To help with this task I brought along some artefacts, some maps, from An Atlas of Radical Cartography. Inside are ten maps that serve to challenge our conceptions of what a map is and also force us to ask questions about such things as legitimacy, agency and power.

Our table discussed such issues as:

  • how, as researchers, do we conceive our audiences for our research. Who is our research for?
  • do we make transparent in our research that which is normally hidden? Do we surface our micro-decisions?
  • how do we account for the fact that research design and method selection have an inextricable link with what we eventually ‘show’?
  • If we were to represent our research in map form, would we draw maps of that which already exists, or would we be drawing maps of that which is yet to be?
  • what does it mean when our maps (research) gets published? Is unpublished research somehow illegitimate?

It was a fascinating 90 minutes and it flew by. All too soon it was over.

You can scroll through the photos above to get a sense of what occurred on our table. I would love to have been a ‘roving conversationalist’ – it seemed that there were extremely interesting conversations happening all around the room.

Many thanks to Jeremy Yuille for inviting me along to participate!

The Turn – Exploring with maps

I’m pleased to announce that I’m one of the ‘conversationalists’ at the Design Research Institute seminar @RMIT next Wednesday, 12th November.

My role is to prod, prompt and help the participants to explore their (our!) roles as early career researchers with a focus on cross-disciplinarity.

I’ll be bringing some maps along and I’m really looking forward to seeing what my ‘table’ comes up with. I think this is a great initiative from the uni.

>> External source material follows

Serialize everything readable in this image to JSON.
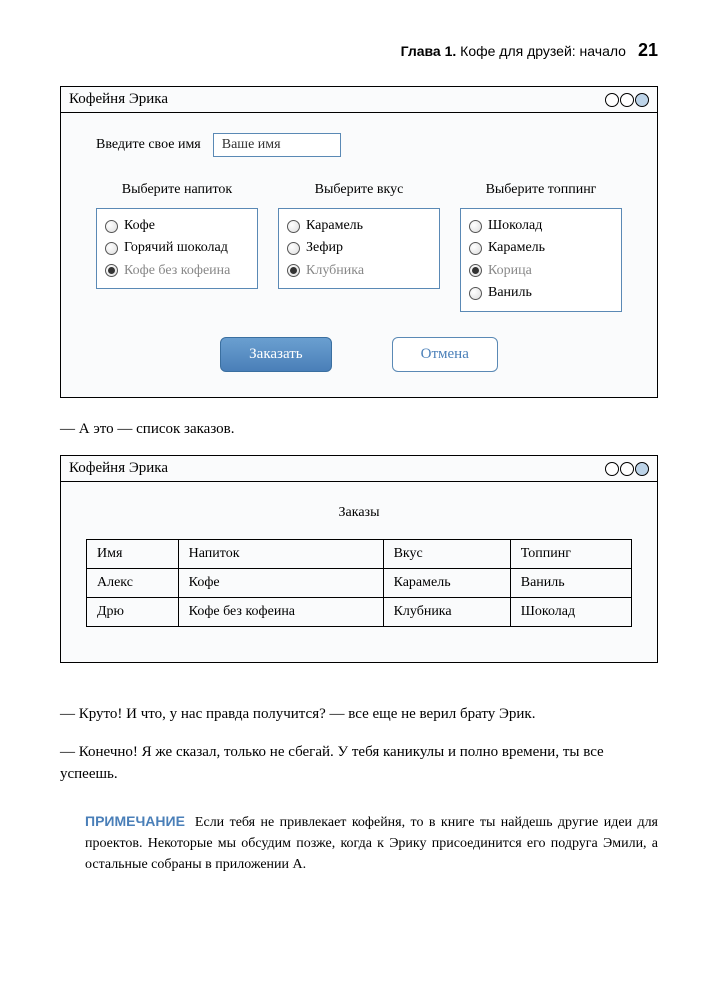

If you want to pop in for a look, or even better, join the conversation, you can see all the details on the invitation which I’ve included below.

I hope to see you there!

The Turn: Experiential Discourse – (invitation)